--- START ---

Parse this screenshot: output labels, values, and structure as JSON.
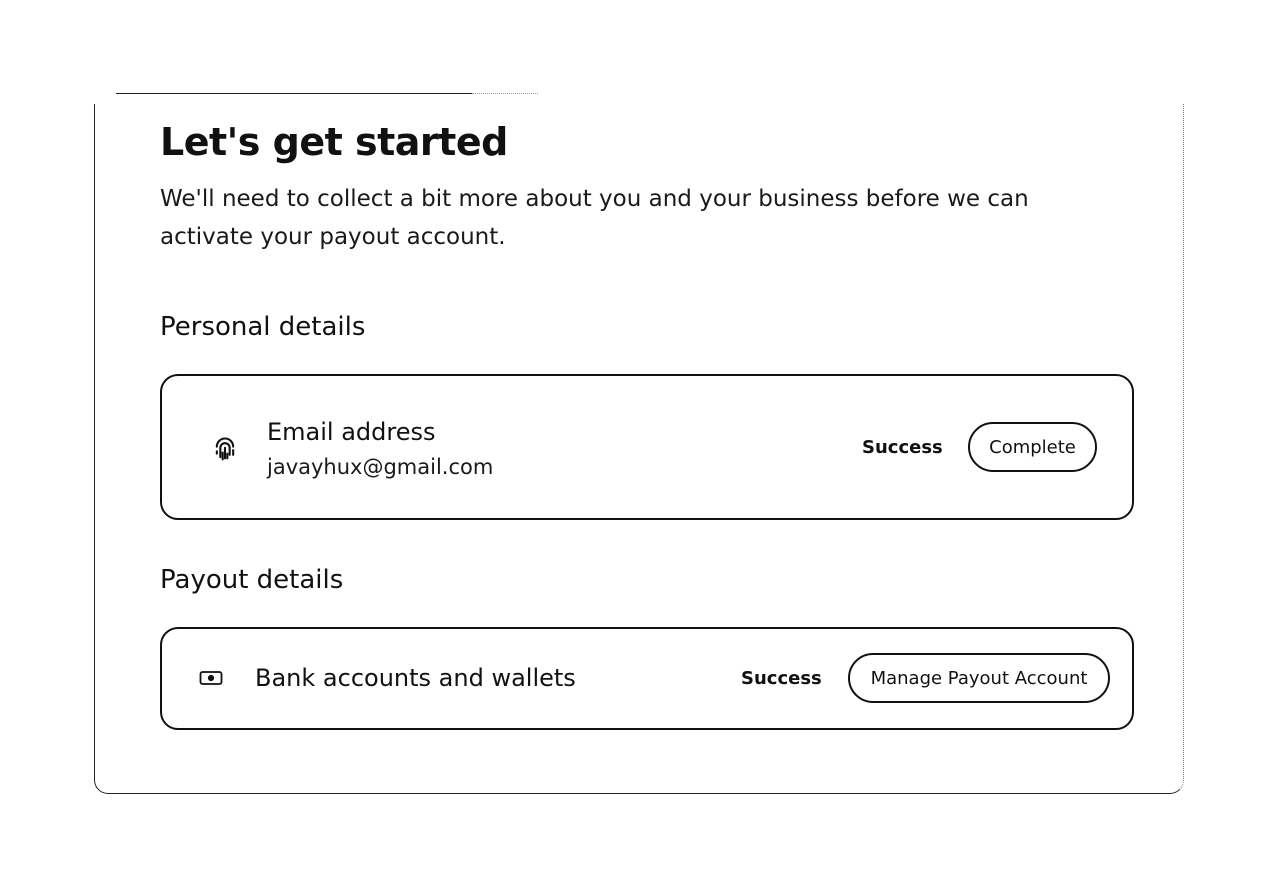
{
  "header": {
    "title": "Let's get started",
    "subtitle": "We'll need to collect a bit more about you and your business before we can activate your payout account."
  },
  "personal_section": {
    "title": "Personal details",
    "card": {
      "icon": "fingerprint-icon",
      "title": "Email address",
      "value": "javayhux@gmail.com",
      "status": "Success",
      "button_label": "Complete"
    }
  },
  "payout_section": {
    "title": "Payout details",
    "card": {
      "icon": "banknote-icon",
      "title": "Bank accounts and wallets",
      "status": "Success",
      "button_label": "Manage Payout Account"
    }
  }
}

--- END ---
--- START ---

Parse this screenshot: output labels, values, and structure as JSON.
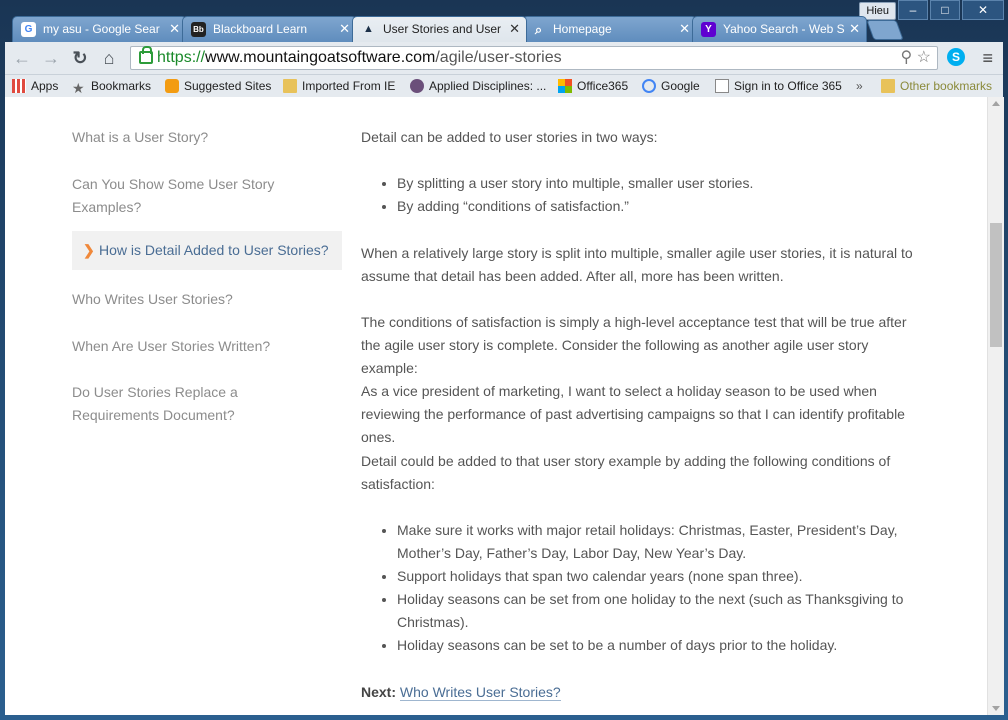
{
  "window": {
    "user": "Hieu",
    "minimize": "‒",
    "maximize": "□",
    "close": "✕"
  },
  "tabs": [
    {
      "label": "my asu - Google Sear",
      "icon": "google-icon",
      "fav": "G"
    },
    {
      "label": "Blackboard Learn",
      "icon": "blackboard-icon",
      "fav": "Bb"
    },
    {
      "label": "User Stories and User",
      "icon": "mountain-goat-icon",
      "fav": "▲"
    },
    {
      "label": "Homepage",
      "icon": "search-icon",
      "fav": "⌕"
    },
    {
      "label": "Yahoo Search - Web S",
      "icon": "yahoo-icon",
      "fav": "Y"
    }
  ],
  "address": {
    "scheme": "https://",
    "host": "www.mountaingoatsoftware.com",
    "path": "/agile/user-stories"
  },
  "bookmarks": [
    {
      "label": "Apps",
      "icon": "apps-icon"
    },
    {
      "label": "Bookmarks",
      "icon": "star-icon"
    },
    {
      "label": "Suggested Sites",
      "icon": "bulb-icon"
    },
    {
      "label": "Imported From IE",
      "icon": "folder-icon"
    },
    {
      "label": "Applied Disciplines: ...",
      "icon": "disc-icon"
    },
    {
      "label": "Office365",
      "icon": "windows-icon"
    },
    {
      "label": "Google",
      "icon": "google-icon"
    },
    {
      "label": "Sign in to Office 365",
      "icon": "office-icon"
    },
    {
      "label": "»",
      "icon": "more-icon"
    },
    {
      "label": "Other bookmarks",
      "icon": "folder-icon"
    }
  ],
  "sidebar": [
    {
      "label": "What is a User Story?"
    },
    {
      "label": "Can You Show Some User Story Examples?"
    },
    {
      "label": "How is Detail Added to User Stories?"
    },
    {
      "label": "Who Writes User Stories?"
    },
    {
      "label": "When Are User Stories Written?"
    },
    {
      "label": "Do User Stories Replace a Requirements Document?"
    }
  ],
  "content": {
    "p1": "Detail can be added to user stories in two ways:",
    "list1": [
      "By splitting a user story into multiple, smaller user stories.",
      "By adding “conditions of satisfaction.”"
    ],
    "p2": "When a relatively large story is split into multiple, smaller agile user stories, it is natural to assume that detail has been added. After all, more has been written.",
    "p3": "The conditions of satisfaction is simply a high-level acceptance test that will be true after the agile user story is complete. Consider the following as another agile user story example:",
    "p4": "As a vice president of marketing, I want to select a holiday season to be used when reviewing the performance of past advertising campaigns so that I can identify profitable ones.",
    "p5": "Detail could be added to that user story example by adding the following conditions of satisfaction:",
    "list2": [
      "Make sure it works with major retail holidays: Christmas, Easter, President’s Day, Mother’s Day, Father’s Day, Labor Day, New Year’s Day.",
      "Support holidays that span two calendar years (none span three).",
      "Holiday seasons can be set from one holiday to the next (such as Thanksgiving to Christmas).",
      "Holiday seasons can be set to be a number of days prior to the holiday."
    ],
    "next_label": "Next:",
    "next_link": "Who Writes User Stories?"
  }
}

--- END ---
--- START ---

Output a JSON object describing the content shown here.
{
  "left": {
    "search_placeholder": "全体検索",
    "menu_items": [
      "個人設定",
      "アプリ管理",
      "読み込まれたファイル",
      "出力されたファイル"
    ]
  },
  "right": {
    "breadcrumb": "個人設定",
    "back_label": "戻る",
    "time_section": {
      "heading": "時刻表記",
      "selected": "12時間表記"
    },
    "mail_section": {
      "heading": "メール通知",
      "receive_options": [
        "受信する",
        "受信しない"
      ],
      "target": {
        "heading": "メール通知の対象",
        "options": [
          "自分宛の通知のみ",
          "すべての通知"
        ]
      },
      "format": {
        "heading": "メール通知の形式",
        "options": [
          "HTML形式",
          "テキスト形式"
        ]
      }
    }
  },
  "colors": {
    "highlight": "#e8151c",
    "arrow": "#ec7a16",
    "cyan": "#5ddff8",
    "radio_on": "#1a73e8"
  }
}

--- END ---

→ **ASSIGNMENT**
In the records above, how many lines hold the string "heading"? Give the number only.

→ **ANSWER TO THIS EXERCISE**
4